(Beginning of PROVIDED DATA)

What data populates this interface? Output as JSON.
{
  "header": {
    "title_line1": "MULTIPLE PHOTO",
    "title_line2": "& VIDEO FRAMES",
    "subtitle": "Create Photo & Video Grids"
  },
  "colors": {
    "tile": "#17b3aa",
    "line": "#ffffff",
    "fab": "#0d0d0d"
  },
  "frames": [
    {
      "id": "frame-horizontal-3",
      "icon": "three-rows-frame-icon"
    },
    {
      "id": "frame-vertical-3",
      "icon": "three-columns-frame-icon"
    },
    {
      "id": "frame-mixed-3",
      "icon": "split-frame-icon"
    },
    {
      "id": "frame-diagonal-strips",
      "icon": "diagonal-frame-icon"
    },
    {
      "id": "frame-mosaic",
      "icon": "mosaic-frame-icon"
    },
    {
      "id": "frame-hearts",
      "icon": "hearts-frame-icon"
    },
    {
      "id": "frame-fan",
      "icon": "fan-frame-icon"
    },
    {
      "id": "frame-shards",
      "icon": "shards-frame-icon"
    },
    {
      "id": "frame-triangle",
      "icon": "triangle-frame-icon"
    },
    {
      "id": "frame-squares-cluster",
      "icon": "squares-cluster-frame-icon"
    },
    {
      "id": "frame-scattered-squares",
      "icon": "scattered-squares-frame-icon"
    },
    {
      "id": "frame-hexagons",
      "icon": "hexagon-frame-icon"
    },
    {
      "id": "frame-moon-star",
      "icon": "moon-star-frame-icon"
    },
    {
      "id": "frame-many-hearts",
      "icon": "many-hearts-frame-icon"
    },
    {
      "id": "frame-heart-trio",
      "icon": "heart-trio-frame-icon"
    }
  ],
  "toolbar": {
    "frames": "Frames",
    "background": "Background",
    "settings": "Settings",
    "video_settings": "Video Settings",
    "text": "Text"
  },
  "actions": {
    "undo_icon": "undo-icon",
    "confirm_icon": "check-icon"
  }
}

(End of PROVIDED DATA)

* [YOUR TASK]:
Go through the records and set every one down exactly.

* [ANSWER TO THIS EXERCISE]:
What data populates this interface? Output as JSON.
{
  "header": {
    "title_line1": "MULTIPLE PHOTO",
    "title_line2": "& VIDEO FRAMES",
    "subtitle": "Create Photo & Video Grids"
  },
  "colors": {
    "tile": "#17b3aa",
    "line": "#ffffff",
    "fab": "#0d0d0d"
  },
  "frames": [
    {
      "id": "frame-horizontal-3",
      "icon": "three-rows-frame-icon"
    },
    {
      "id": "frame-vertical-3",
      "icon": "three-columns-frame-icon"
    },
    {
      "id": "frame-mixed-3",
      "icon": "split-frame-icon"
    },
    {
      "id": "frame-diagonal-strips",
      "icon": "diagonal-frame-icon"
    },
    {
      "id": "frame-mosaic",
      "icon": "mosaic-frame-icon"
    },
    {
      "id": "frame-hearts",
      "icon": "hearts-frame-icon"
    },
    {
      "id": "frame-fan",
      "icon": "fan-frame-icon"
    },
    {
      "id": "frame-shards",
      "icon": "shards-frame-icon"
    },
    {
      "id": "frame-triangle",
      "icon": "triangle-frame-icon"
    },
    {
      "id": "frame-squares-cluster",
      "icon": "squares-cluster-frame-icon"
    },
    {
      "id": "frame-scattered-squares",
      "icon": "scattered-squares-frame-icon"
    },
    {
      "id": "frame-hexagons",
      "icon": "hexagon-frame-icon"
    },
    {
      "id": "frame-moon-star",
      "icon": "moon-star-frame-icon"
    },
    {
      "id": "frame-many-hearts",
      "icon": "many-hearts-frame-icon"
    },
    {
      "id": "frame-heart-trio",
      "icon": "heart-trio-frame-icon"
    }
  ],
  "toolbar": {
    "frames": "Frames",
    "background": "Background",
    "settings": "Settings",
    "video_settings": "Video Settings",
    "text": "Text"
  },
  "actions": {
    "undo_icon": "undo-icon",
    "confirm_icon": "check-icon"
  }
}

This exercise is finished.